It sounds like someone wound up the wrens
and let them go, let them chatter across your lawn
like cheap toys, and from here an airplane
seems to fly only from one tree to another, barely
chalking a line between them. We say the naked eye
as if the eye could be clothed, as if it isn’t the world
that refuses to undress unless we turn our backs.
It shows us what it chooses, nothing more,
and it’s not waxing pastoral. There is too much
now at stake. The skeletal rattle you hear
at the window could be only the hellion roses
in the wind, their thorns etching the glass,
but it could be bones. The country we call ours
isn’t, and it’s full of them.
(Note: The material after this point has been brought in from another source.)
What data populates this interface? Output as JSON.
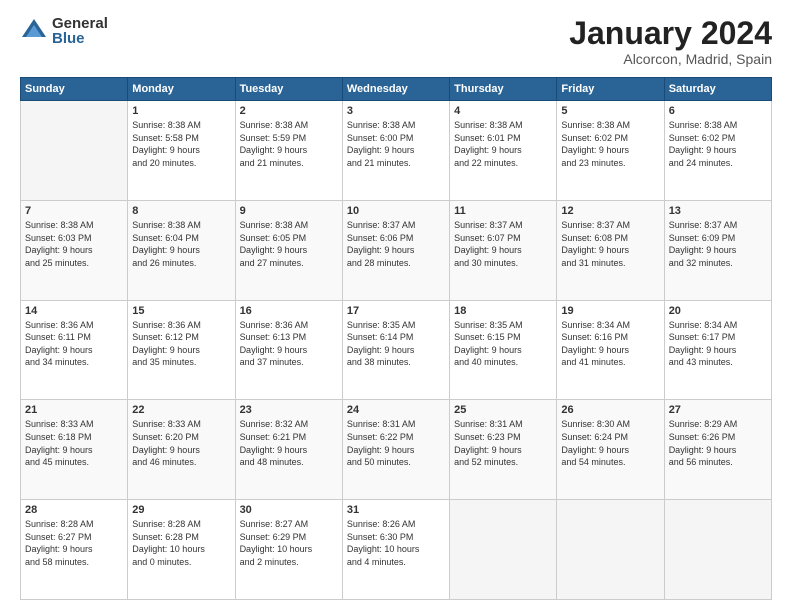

Every year you dig
that goddamn rose bush from the bed, spoon it
from soil like a tumor, and every year it grows back
thick and wild. We say in the grand scheme of things
as if there were one. We say that’s not how
the world works as if the world works.
Maggie Smith is the author of, most recently, Good Bones, and her poems have appeared in the New York Times, Tin House, The Believer, The Paris Review, Best American Poetry, and on the CBS primetime drama Madam Secretary.